The high point of our visit here so far was the Christmas boat parade last Saturday night. We overheard the Coast Guard on the VHF telling someone it was going from Palm Beach all the way up to Jupiter Inlet! Being about a mile off the route, the best part for us was the fireworks. We’d never seen this before – a fireworks barge led the procession and there was a constant fireworks display taking place for the entire 1.5 hours we could see it. It was really amazing! Easily the longest lasting fireworks display we’ve ever witnessed, and a big hit around the anchorage. About every 5 minutes there was a big ‘grand finale’ type display and we’d think it was over but then it would start back up again. We sat up on the coach roof with a glass of wine and had a wonderful time. It wasn’t even cold!!!

On the down side, we’ve been here for nearly a week and still haven’t found any nice walks. There’s a grocery store a short walk from the dinghy landing and a chandlery about a mile away. Apparently there’s a hardware store about 2.5 miles away but unfortunately, all of these destinations are on busy streets that aren’t very pleasant to walk along. We understand there’s a pretty good bus system and for $3 you can ride all day. If we’re here long enough we’ll check that out, too.

We did discover a very nice state park (John D. MacArthur State Park) with a nature center, lovely walks, and a boardwalk to the beach, but it’s a couple of miles just to get to the entrance, and then another good half mile to actually get into the park. The walk from the dinghy landing to the park is on a very busy road lined with gated communities, guard houses, thick hedges, and chain link fences. No little side roads, no bike paths (except those we could see inside the gated communities) – it’s a long, noisy walk. We’ve heard about another anchorage closer to the inlet that is within a short dinghy ride to another, smaller park. We may move down there for a while after the wind shifts - we do like our walks, after all.

We’re stuck on the boat today while, in cruiser’s parlance, it’s “blowing like stink”. The wind is between 20-30 knots from the south making the anchorage pretty bouncy. The good news is the frontal boundary is scheduled to pass through at around 4:00 this afternoon, clocking around to the west where we have more protection and we expect things to settle down considerably by this evening.

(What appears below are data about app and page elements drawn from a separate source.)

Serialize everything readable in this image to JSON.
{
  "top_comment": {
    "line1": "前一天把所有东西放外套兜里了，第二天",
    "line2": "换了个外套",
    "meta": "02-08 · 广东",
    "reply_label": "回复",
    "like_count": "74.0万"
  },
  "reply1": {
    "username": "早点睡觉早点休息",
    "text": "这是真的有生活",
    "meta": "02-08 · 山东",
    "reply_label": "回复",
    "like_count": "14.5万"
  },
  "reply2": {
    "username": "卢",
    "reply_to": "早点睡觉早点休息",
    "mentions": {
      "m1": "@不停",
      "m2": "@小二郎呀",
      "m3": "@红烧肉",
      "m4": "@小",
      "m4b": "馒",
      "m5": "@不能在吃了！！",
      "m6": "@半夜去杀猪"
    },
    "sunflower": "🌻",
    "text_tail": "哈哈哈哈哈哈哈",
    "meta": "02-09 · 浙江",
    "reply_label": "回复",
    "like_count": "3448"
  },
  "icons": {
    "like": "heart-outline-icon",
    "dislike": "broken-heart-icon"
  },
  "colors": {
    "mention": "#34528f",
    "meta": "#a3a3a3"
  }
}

It doesn’t look like we’ll be getting a weather window to cross to the Bahamas anytime soon. After today’s front, it sounds like it’s going to be blowing pretty steadily from the northeast, kicking up pretty high seas in the Gulf Stream. We’ll make the best of our stay here and, if a crossing window doesn’t open within the next week or so, will probably head down to Miami and try from there.

Fair winds,